By Gijs van den Broeck
This essay is the result of my own experience as a teacher. For little over a year, I taught in a secondary school in Brussels, Belgium—a school with many inner city kids from immigrant and/or working class backgrounds. Many of my students had difficult family situations.
Many of them were deemed ‘bad students’, ‘disobedient’, ‘not motivated’, or even ‘stupid.’ Classes were chaotic, and it was quite difficult to grab their attention. Most teachers seemed to respond to this with anger and punishment, often with little success. Many of the students, on their part, replied to this repression with the same amount of anger. Needless to say, things could get quite tense. At times, the whole school building just seemed to be teeming with anger and suppressed emotions.
This is the school I came into. It was my first experience as a teacher and I had just spent a year as an intern in Plum Village. The contrast could not have been any greater. But I told myself: if anyone was to go and make something good come out of these kids, it had to be me because I was armed by Thay’s teachings. I would not let my practice and myself get sucked into these negative emotions. So I did what Thay taught me when things got out of hand: I breathed, I smiled, I tried to see the situation from their point of view.
Though this got some respect from my students and stopped them from being angry at me, I still did not manage to teach my classes in an orderly way. Many of them still interrupted class, and could not sit still and cooperate for one hour. I felt that many of them did not want to be there, and I felt I could not—and did not want to—force them into doing things they did not want to do. Thay’s teaching had made me very wary of anger. So I felt anger and punishment were just poor attempts to try and mend a situation that was unwholesome at its core.
The whole situation seemed way beyond me to transform, regardless of how diligent I had practiced with Thay. I felt a change was needed on a more systemic level, so I started reflecting on our traditional educational system and how it could be changed for students to want to be there and cooperate as well as to make normal, healthy relationships possible between teachers and students instead of the repressive atmosphere that existed. Instead of people telling them what to do, I felt what the students needed most was someone they could trust and relate to, and someone who trusted them and gave them space to find their own way. This eventually led me to quitting my job as a teacher, because I felt I was part of an unwholesome system that I did not believe in. Here is how I came to my conclusion.

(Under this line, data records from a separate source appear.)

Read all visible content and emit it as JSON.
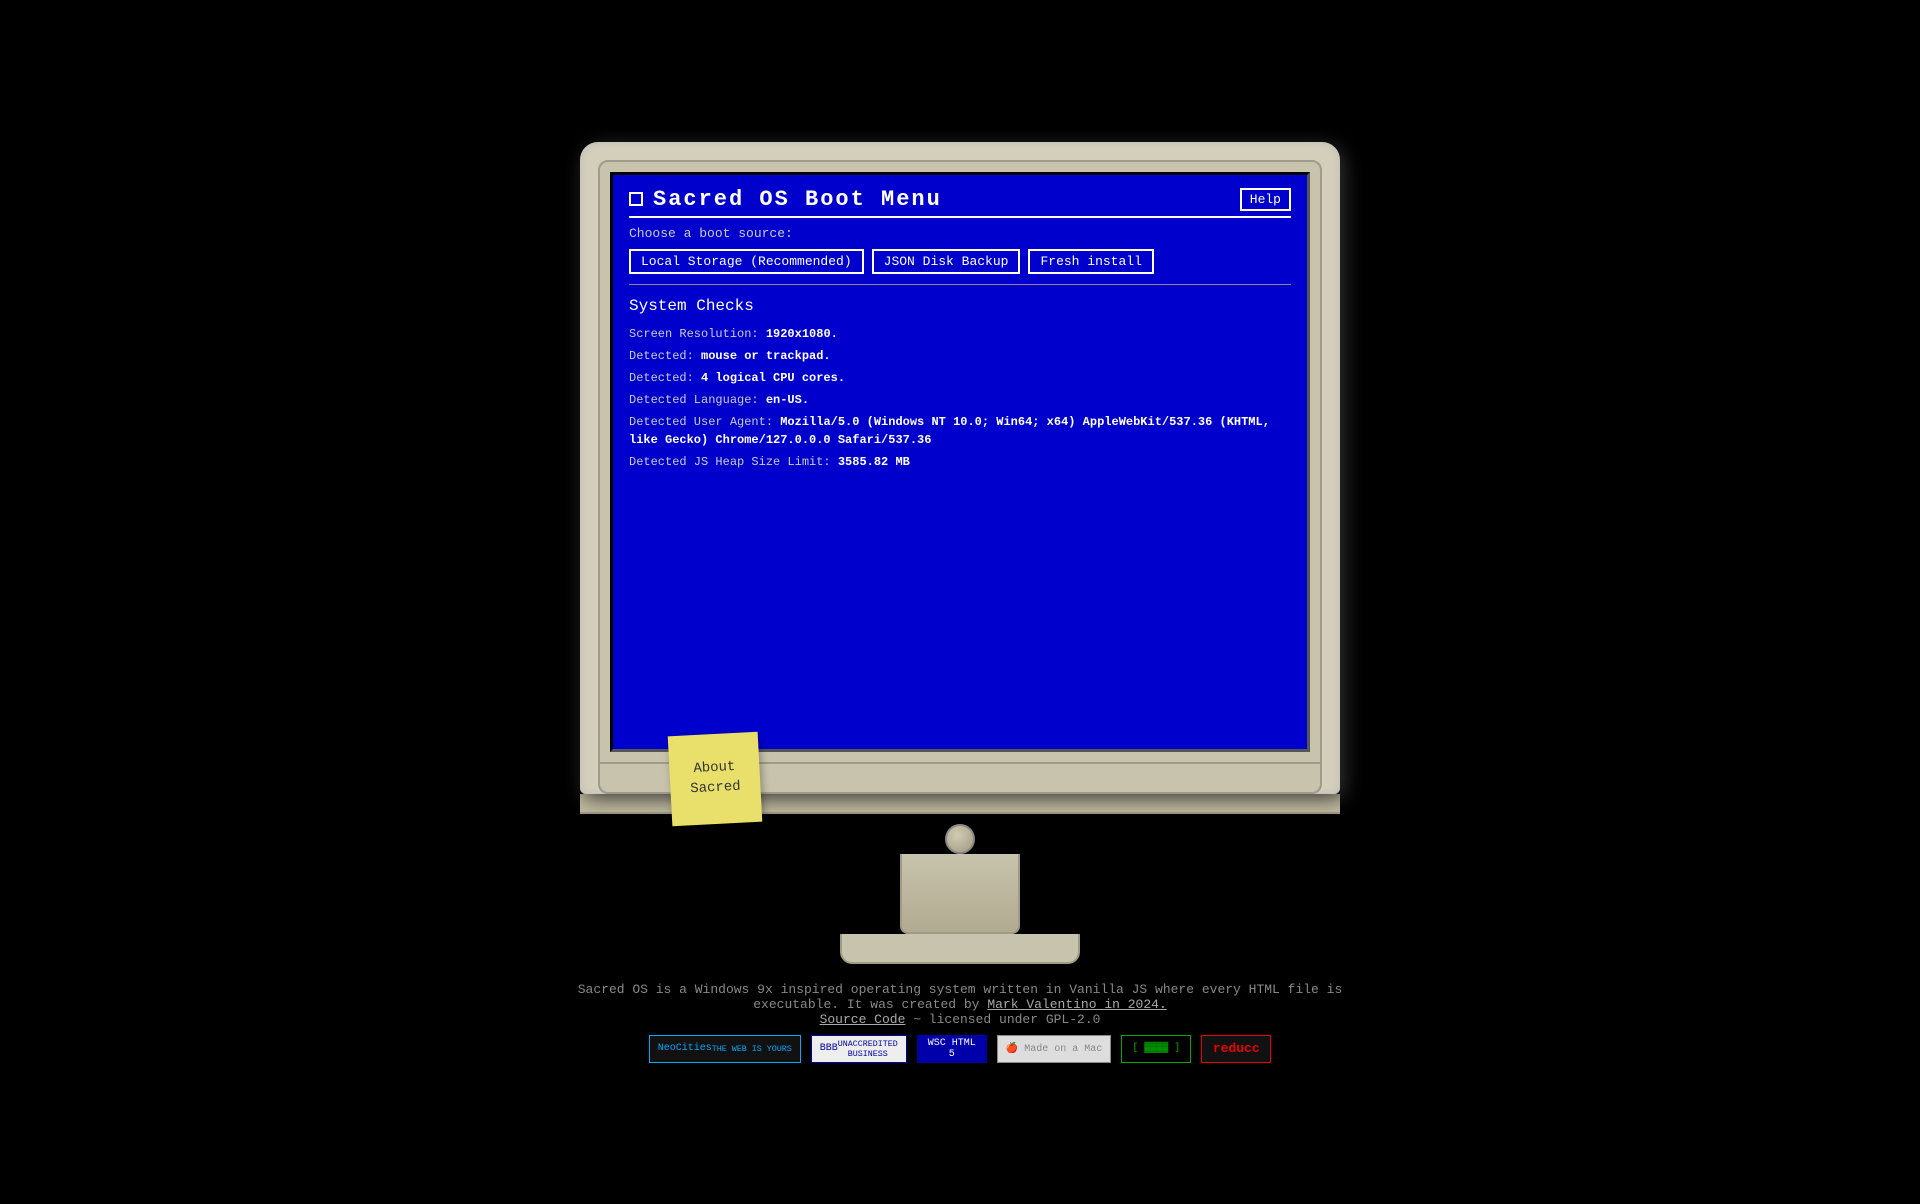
{
  "page": {
    "background": "#000000"
  },
  "monitor": {
    "screen_bg": "#0000cc"
  },
  "title_bar": {
    "title": "Sacred OS Boot Menu",
    "help_button": "Help",
    "checkbox_label": "window-checkbox"
  },
  "boot_section": {
    "label": "Choose a boot source:",
    "buttons": [
      {
        "label": "Local Storage (Recommended)",
        "id": "local-storage"
      },
      {
        "label": "JSON Disk Backup",
        "id": "json-disk"
      },
      {
        "label": "Fresh install",
        "id": "fresh-install"
      }
    ]
  },
  "system_checks": {
    "heading": "System Checks",
    "lines": [
      {
        "prefix": "Screen Resolution: ",
        "value": "1920x1080."
      },
      {
        "prefix": "Detected: ",
        "value": "mouse or trackpad."
      },
      {
        "prefix": "Detected: ",
        "value": "4 logical CPU cores."
      },
      {
        "prefix": "Detected Language: ",
        "value": "en-US."
      },
      {
        "prefix": "Detected User Agent: ",
        "value": "Mozilla/5.0 (Windows NT 10.0; Win64; x64) AppleWebKit/537.36 (KHTML, like Gecko) Chrome/127.0.0.0 Safari/537.36"
      },
      {
        "prefix": "Detected JS Heap Size Limit: ",
        "value": "3585.82 MB"
      }
    ]
  },
  "sticky_note": {
    "text": "About\nSacred"
  },
  "footer": {
    "description": "Sacred OS is a Windows 9x inspired operating system written in Vanilla JS where every HTML file is",
    "description2": "executable. It was created by",
    "author_link": "Mark Valentino in 2024.",
    "source_label": "Source Code",
    "license": "~ licensed under GPL-2.0"
  },
  "badges": [
    {
      "label": "NeoCities\nTHE WEB IS YOURS",
      "class": "neocities"
    },
    {
      "label": "BBB\nUNACCREDITED\nBUSINESS",
      "class": "bbb"
    },
    {
      "label": "WSC HTML\n5",
      "class": "w3c"
    },
    {
      "label": "Made on a\nMac",
      "class": "mac"
    },
    {
      "label": "[ ▓▓▓▓▓▓ ]",
      "class": "github"
    },
    {
      "label": "reducc",
      "class": "reducc"
    }
  ]
}
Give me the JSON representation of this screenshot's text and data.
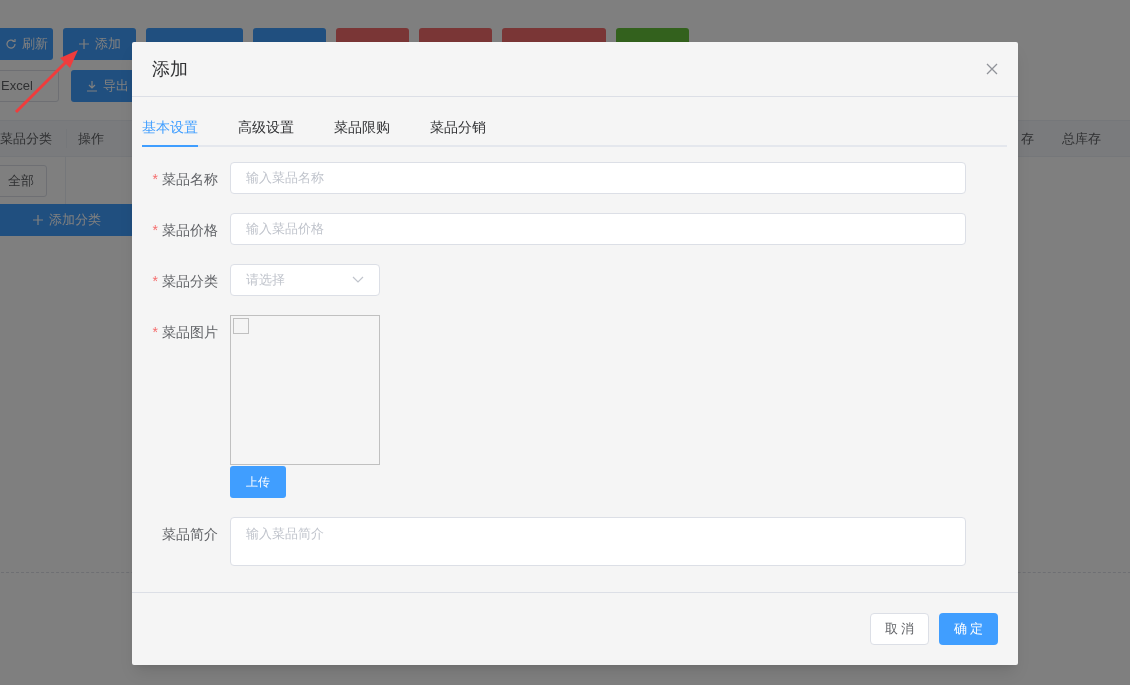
{
  "toolbar": {
    "row_1": [
      {
        "label": "刷新",
        "kind": "primary"
      },
      {
        "label": "添加",
        "kind": "primary"
      },
      {
        "kind": "primary"
      },
      {
        "kind": "primary"
      },
      {
        "kind": "danger"
      },
      {
        "kind": "danger"
      },
      {
        "kind": "danger"
      },
      {
        "kind": "success"
      }
    ],
    "export_format": {
      "value": "Excel"
    },
    "export_button": {
      "label": "导出"
    }
  },
  "table": {
    "columns": [
      "菜品分类",
      "操作",
      "存",
      "总库存"
    ]
  },
  "category_sidebar": {
    "all_button": "全部",
    "add_button": "添加分类"
  },
  "dialog": {
    "title": "添加",
    "tabs": [
      {
        "label": "基本设置",
        "selected": true
      },
      {
        "label": "高级设置",
        "selected": false
      },
      {
        "label": "菜品限购",
        "selected": false
      },
      {
        "label": "菜品分销",
        "selected": false
      }
    ],
    "fields": [
      {
        "kind": "input",
        "label": "菜品名称",
        "mark": "*",
        "placeholder": "输入菜品名称"
      },
      {
        "kind": "input",
        "label": "菜品价格",
        "mark": "*",
        "placeholder": "输入菜品价格"
      },
      {
        "kind": "select",
        "label": "菜品分类",
        "mark": "*",
        "placeholder": "请选择"
      },
      {
        "kind": "image",
        "label": "菜品图片",
        "mark": "*",
        "button": "上传"
      },
      {
        "kind": "textarea",
        "label": "菜品简介",
        "placeholder": "输入菜品简介"
      }
    ],
    "buttons": [
      {
        "label": "取 消",
        "kind": "default"
      },
      {
        "label": "确 定",
        "kind": "primary"
      }
    ]
  }
}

Education: The Fundamentals
What constitutes a good education? What are the basic conditions that should be met for any sort of training to be fulfilling? And, most importantly, what do children and teenagers need in order to grow and realize their full potential? These are questions anyone engaged in the training of our young—or in any sort of training for that matter—ought to ask themselves, but often get buried underneath the day-to-day drag of school books, tests and curricula.
My experience is that children mostly need love, trust and acceptance. I think any teacher ought to fundamentally believe in the potential of their pupils. They have to accept every kid as they are and believe in their innate qualities and possibilities to develop themselves. Only then will they have the ability to grow and flourish. Therefore, children need the freedom to explore. They need to be able to discover what they are passionate about and what they are good at. For that they need the trust and acceptance of their teacher, and some guidance and encouragement along the way. In the spiritual world, we find this way of teaching quite obvious. For some reason, in standard education, different rules seem to apply.
To read further, click here to visit Gijs’s blog.